[[ EXTRACTED INFORMATION, beginning ]]

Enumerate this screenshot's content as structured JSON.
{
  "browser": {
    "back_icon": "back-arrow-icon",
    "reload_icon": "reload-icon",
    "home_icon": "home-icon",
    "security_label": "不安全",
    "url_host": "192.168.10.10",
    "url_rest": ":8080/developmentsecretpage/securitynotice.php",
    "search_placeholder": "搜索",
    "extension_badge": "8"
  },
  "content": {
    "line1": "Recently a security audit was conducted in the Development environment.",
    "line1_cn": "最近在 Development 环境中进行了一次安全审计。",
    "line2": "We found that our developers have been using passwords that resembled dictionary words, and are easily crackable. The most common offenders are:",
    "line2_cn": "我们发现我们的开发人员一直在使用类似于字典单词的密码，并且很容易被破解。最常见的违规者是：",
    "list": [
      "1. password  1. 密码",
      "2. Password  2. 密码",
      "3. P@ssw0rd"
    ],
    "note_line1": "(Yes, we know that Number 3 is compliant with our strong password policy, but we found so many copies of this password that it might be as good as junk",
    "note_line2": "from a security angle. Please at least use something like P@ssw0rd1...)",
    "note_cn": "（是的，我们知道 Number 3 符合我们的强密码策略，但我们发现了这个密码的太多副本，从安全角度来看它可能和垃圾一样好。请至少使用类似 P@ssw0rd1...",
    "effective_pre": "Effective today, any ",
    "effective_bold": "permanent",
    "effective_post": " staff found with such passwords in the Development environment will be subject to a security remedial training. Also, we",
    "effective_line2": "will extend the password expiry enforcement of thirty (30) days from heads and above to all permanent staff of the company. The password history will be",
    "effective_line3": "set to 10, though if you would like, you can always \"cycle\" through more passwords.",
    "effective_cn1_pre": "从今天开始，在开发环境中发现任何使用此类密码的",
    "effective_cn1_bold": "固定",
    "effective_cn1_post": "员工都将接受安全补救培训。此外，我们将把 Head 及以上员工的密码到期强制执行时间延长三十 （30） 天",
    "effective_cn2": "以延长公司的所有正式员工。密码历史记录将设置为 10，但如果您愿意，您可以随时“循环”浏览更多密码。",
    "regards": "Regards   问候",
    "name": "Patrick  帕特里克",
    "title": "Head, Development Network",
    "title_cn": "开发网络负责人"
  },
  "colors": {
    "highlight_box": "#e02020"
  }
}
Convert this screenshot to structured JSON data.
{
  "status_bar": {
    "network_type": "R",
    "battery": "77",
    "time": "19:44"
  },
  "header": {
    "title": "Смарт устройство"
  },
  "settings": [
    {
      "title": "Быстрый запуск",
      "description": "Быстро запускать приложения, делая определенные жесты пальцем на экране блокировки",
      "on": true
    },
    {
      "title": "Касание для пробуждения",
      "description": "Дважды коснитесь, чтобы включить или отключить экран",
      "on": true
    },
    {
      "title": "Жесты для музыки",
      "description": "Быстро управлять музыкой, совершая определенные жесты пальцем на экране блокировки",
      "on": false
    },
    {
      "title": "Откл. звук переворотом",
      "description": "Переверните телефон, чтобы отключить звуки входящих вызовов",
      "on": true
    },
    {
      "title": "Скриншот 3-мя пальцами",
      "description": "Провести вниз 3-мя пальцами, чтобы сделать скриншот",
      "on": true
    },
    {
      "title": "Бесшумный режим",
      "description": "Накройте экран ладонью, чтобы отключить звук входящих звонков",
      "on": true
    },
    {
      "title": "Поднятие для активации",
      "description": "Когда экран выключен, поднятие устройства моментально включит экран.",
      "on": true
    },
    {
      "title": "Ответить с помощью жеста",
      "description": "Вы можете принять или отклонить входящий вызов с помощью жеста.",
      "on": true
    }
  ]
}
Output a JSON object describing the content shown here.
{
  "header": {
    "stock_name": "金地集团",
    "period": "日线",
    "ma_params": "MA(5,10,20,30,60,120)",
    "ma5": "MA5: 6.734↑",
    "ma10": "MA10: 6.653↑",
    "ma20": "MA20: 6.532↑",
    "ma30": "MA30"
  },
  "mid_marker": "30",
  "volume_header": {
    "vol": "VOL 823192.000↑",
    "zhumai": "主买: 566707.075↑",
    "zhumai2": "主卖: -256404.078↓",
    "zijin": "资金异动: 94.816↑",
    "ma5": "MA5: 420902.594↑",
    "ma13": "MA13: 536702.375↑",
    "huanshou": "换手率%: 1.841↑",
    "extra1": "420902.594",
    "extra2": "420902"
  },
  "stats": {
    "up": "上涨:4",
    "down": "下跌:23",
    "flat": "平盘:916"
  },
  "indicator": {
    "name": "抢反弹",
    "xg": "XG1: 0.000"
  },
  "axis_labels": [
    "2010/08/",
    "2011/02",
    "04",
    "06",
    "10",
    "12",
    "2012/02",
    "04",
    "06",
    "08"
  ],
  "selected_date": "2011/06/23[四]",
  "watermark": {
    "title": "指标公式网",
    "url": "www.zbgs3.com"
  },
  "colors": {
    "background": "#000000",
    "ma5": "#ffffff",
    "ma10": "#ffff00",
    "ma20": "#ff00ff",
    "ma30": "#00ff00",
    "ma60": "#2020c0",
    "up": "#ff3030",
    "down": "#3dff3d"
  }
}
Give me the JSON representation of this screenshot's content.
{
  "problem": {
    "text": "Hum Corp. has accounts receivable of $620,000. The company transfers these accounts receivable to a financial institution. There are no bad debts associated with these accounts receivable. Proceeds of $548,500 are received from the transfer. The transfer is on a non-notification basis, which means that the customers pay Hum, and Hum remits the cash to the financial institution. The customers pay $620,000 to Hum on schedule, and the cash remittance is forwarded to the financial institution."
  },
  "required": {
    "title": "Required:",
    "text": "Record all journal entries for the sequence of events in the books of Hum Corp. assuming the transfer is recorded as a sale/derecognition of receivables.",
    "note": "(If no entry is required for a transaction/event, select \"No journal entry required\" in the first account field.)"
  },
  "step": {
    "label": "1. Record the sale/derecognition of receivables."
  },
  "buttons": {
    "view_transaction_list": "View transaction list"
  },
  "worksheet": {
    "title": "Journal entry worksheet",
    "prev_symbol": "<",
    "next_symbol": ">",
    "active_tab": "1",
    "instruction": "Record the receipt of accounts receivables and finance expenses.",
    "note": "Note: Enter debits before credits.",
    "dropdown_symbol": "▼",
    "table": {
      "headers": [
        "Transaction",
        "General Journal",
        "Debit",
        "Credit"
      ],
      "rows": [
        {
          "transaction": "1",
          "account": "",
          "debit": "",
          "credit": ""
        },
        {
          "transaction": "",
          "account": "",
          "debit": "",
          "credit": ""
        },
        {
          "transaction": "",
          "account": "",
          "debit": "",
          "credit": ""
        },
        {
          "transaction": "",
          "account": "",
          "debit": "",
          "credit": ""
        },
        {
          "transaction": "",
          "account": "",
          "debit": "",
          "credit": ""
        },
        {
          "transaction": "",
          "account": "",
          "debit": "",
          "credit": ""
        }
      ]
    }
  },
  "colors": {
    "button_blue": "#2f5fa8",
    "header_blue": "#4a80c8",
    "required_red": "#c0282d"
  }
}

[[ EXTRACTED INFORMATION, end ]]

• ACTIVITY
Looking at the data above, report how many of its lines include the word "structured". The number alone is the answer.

• RESPONSE BELOW
2